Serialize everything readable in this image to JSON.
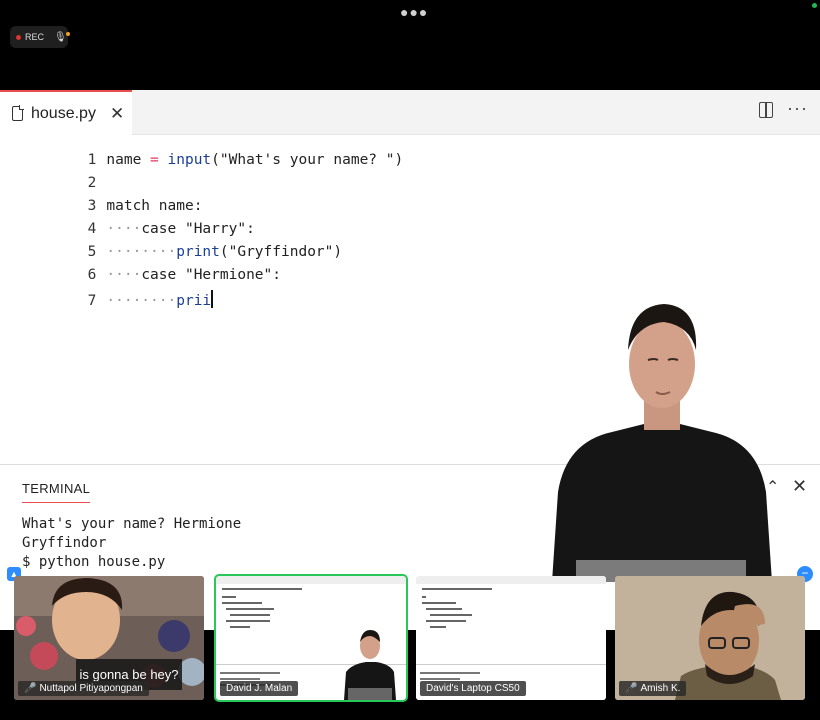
{
  "recording": {
    "label": "REC"
  },
  "editor": {
    "tab": {
      "filename": "house.py",
      "close": "✕"
    },
    "lines": [
      {
        "n": "1"
      },
      {
        "n": "2"
      },
      {
        "n": "3"
      },
      {
        "n": "4"
      },
      {
        "n": "5"
      },
      {
        "n": "6"
      },
      {
        "n": "7"
      }
    ],
    "code": {
      "l1_var": "name",
      "l1_eq": "=",
      "l1_fn": "input",
      "l1_arg": "(\"What's your name? \")",
      "l3": "match name:",
      "l4_ws": "····",
      "l4_code": "case \"Harry\":",
      "l5_ws": "········",
      "l5_fn": "print",
      "l5_arg": "(\"Gryffindor\")",
      "l6_ws": "····",
      "l6_code": "case \"Hermione\":",
      "l7_ws": "········",
      "l7_fn": "prii"
    }
  },
  "terminal": {
    "tab": "TERMINAL",
    "lines": [
      "What's your name? Hermione",
      "Gryffindor",
      "$ python house.py"
    ]
  },
  "participants": [
    {
      "name": "Nuttapol Pitiyapongpan",
      "muted": true,
      "caption": "is gonna be hey?"
    },
    {
      "name": "David J. Malan",
      "muted": false,
      "active": true
    },
    {
      "name": "David's Laptop CS50",
      "muted": false
    },
    {
      "name": "Amish K.",
      "muted": true
    }
  ],
  "colors": {
    "accent": "#e94f4f",
    "active_speaker": "#29c75a",
    "zoom_blue": "#2d8cff"
  }
}
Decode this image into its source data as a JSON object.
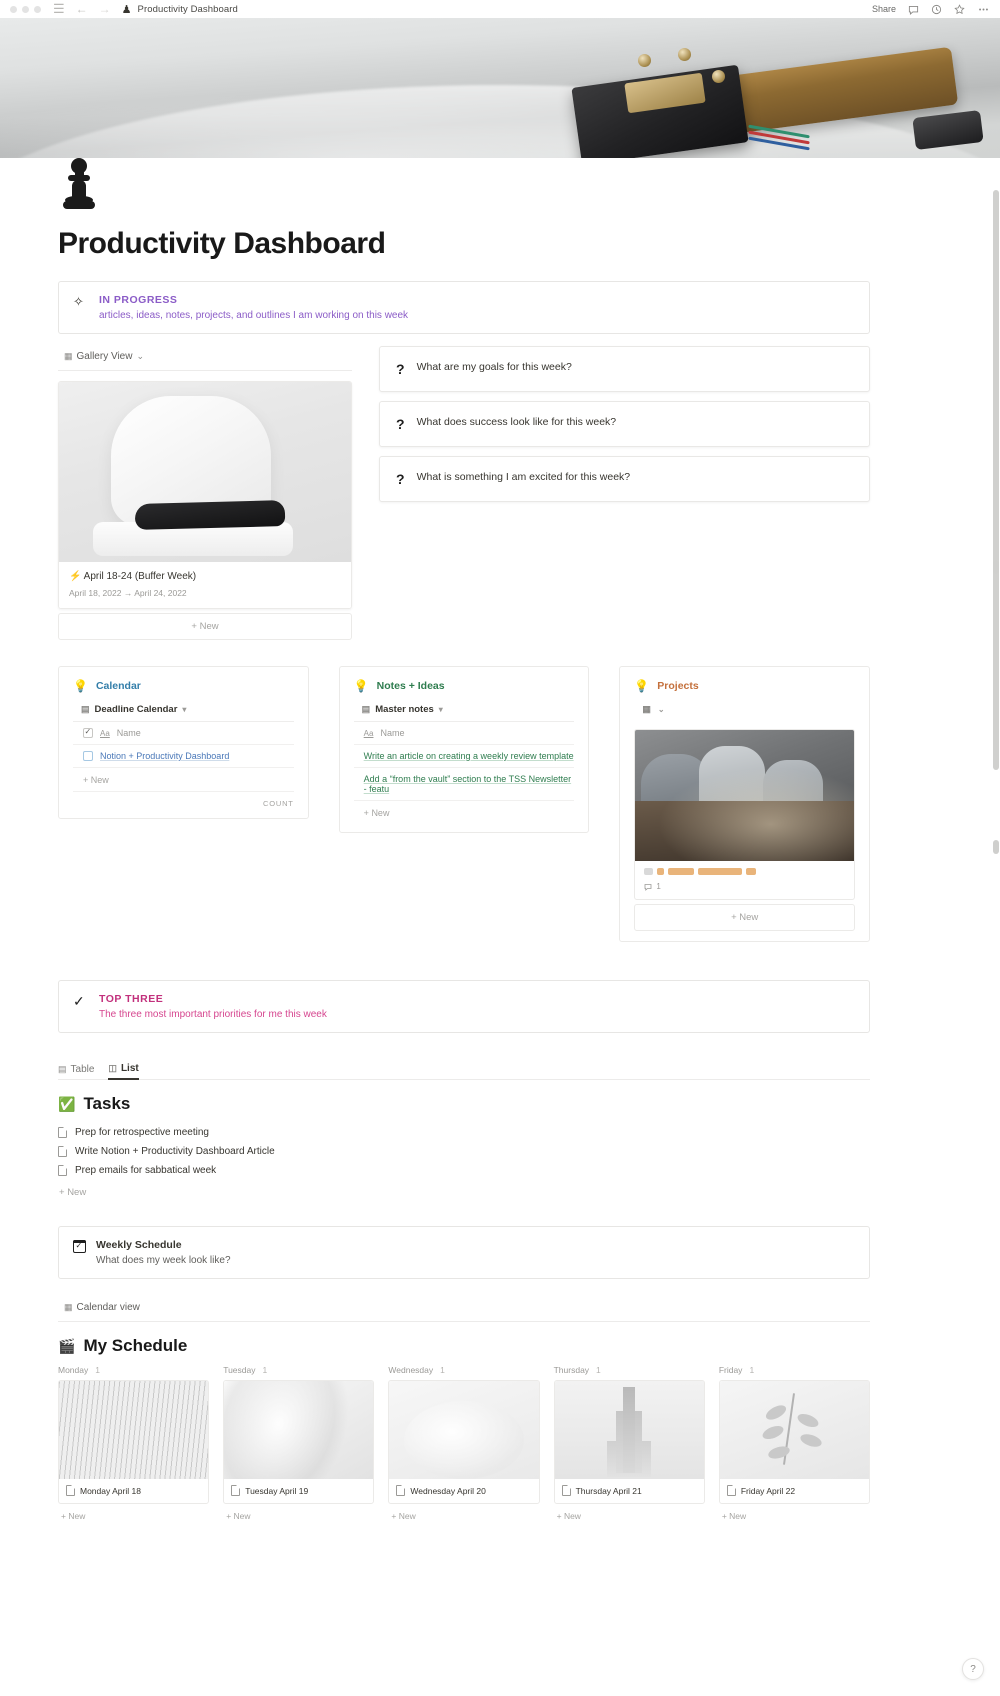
{
  "titlebar": {
    "page_title": "Productivity Dashboard",
    "page_icon": "chess-pawn-icon",
    "menu_icon": "hamburger-menu-icon",
    "back_icon": "back-arrow-icon",
    "forward_icon": "forward-arrow-icon",
    "share_label": "Share",
    "comment_icon": "comment-icon",
    "history_icon": "clock-history-icon",
    "favorite_icon": "star-icon",
    "more_icon": "more-options-icon"
  },
  "page": {
    "title": "Productivity Dashboard",
    "cover_image": "record-player-tonearm-cover"
  },
  "in_progress_callout": {
    "icon": "sparkler-icon",
    "title": "IN PROGRESS",
    "subtitle": "articles, ideas, notes, projects, and outlines I am working on this week",
    "color": "#8b5cc7"
  },
  "gallery_view": {
    "view_label": "Gallery View",
    "view_icon": "grid-view-icon",
    "chevron": "⌄",
    "card": {
      "title": "⚡ April 18-24 (Buffer Week)",
      "date_range": "April 18, 2022 → April 24, 2022"
    },
    "new_label": "New"
  },
  "questions": [
    {
      "icon": "?",
      "text": "What are my goals for this week?"
    },
    {
      "icon": "?",
      "text": "What does success look like for this week?"
    },
    {
      "icon": "?",
      "text": "What is something I am excited for this week?"
    }
  ],
  "columns": {
    "calendar": {
      "icon": "lightbulb-icon",
      "heading": "Calendar",
      "heading_color": "#337ea9",
      "source": "Deadline Calendar",
      "source_icon": "database-icon",
      "column_header": "Name",
      "column_header_icon": "Aa",
      "rows": [
        {
          "text": "Notion + Productivity Dashboard"
        }
      ],
      "new_label": "New",
      "count_label": "COUNT"
    },
    "notes": {
      "icon": "lightbulb-icon",
      "heading": "Notes + Ideas",
      "heading_color": "#2f7d4f",
      "source": "Master notes",
      "source_icon": "database-icon",
      "column_header": "Name",
      "column_header_icon": "Aa",
      "rows": [
        {
          "text": "Write an article on creating a weekly review template"
        },
        {
          "text": "Add a “from the vault” section to the TSS Newsletter - featu"
        }
      ],
      "new_label": "New"
    },
    "projects": {
      "icon": "lightbulb-icon",
      "heading": "Projects",
      "heading_color": "#c4703c",
      "source_icon": "grid-view-icon",
      "chevron": "⌄",
      "comment_count": "1",
      "new_label": "New"
    }
  },
  "top_three_callout": {
    "icon": "check-icon",
    "title": "TOP THREE",
    "subtitle": "The three most important priorities for me this week",
    "color": "#c2307c"
  },
  "tasks_section": {
    "tabs": [
      {
        "label": "Table",
        "icon": "table-view-icon",
        "active": false
      },
      {
        "label": "List",
        "icon": "list-view-icon",
        "active": true
      }
    ],
    "heading_icon": "✅",
    "heading": "Tasks",
    "items": [
      {
        "icon": "page-icon",
        "text": "Prep for retrospective meeting"
      },
      {
        "icon": "page-icon",
        "text": "Write Notion + Productivity Dashboard Article"
      },
      {
        "icon": "page-icon",
        "text": "Prep emails for sabbatical week"
      }
    ],
    "new_label": "New"
  },
  "weekly_schedule_callout": {
    "icon": "calendar-icon",
    "title": "Weekly Schedule",
    "subtitle": "What does my week look like?"
  },
  "schedule_view": {
    "view_label": "Calendar view",
    "view_icon": "grid-view-icon",
    "heading_icon": "🎬",
    "heading": "My Schedule",
    "new_label": "New",
    "days": [
      {
        "label": "Monday",
        "count": "1",
        "card_title": "Monday April 18",
        "image": "vertical-lines-image"
      },
      {
        "label": "Tuesday",
        "count": "1",
        "card_title": "Tuesday April 19",
        "image": "abstract-wave-image"
      },
      {
        "label": "Wednesday",
        "count": "1",
        "card_title": "Wednesday April 20",
        "image": "soft-light-image"
      },
      {
        "label": "Thursday",
        "count": "1",
        "card_title": "Thursday April 21",
        "image": "tower-image"
      },
      {
        "label": "Friday",
        "count": "1",
        "card_title": "Friday April 22",
        "image": "leaf-branch-image"
      }
    ]
  },
  "help_button": {
    "label": "?"
  }
}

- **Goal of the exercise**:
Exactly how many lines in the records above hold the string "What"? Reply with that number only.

- **Problem solution**:
6